In any future settlement to be arranged the desire of the Belgian Congo Government to acquire the old Lads Enclave should be kept in mind, as this is a strong factor which could be usefully applied to an exchange of the Belgian Congo rights in " German " East Africa for the Uganda territory in question. The British area is smaller, but it is much more valuable from the Belgian Congo point of view, and would form a suitable quid pro quo for the whole of the occupied territory. From the Uganda point of view there should be little objection if Ruanda and Urundi are handed over to that Protectorate for adminis- tration, as the West Nile District is difficult of access from Entebbe, the headquarters of the Government; and beyond that a section of the Madi tribe crosses the Nile from the east bank and occupies a small area in the north-east corner bordering the Sudan, there is no other tribal connexion with the natives of Uganda.
Mande, with its pleasant uplands, is not easy of access. The best route is through East Africa to Lake Victoria, Bukakata Port, and from there to Lutobo or Kigezi, in South-West Uganda, by wagon road. From either of these places the journey must be made on foot along native tracks as the country is as yet undeveloped and there are no roads. Good big-game shooting is to be got en route through the Masaka and Ankole Districts in Uganda, where practically all the Central African antelopes are to be found, also elephant and buffalo, whilst lion, bush pig, and zebra are to be met with.

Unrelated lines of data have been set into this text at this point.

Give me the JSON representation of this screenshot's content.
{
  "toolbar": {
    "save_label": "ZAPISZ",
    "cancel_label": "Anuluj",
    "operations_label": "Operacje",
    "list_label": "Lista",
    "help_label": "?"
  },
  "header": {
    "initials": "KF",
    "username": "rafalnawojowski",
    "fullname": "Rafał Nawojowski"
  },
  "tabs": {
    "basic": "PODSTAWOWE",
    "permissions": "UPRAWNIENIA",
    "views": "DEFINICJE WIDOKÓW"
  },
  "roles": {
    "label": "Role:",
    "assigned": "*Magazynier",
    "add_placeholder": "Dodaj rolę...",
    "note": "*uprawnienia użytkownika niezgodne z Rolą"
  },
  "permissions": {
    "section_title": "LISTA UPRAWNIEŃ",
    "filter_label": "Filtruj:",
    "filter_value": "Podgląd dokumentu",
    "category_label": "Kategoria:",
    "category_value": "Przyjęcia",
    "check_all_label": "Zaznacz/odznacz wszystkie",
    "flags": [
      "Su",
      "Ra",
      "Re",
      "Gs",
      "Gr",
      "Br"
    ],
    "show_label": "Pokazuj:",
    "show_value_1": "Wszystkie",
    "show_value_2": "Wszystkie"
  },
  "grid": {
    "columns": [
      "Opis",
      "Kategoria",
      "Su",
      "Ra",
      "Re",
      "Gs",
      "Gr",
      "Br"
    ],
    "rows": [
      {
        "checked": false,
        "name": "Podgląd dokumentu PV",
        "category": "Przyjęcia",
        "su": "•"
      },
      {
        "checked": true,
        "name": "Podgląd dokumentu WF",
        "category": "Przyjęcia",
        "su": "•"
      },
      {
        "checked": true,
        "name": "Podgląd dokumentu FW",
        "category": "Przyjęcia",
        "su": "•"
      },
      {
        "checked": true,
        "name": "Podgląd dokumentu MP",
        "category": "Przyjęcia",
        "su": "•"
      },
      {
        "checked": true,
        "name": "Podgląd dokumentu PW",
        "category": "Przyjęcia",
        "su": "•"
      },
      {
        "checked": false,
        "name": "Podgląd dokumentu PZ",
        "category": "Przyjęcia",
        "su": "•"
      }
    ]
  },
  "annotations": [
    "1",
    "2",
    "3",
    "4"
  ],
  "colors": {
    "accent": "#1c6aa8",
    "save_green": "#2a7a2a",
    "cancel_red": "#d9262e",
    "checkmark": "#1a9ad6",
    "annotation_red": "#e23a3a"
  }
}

Game is comparatively scarce, however, after leaving Uganda, as Ruanda is thickly populated, and beyond an occasional antelope for the " pot " there is little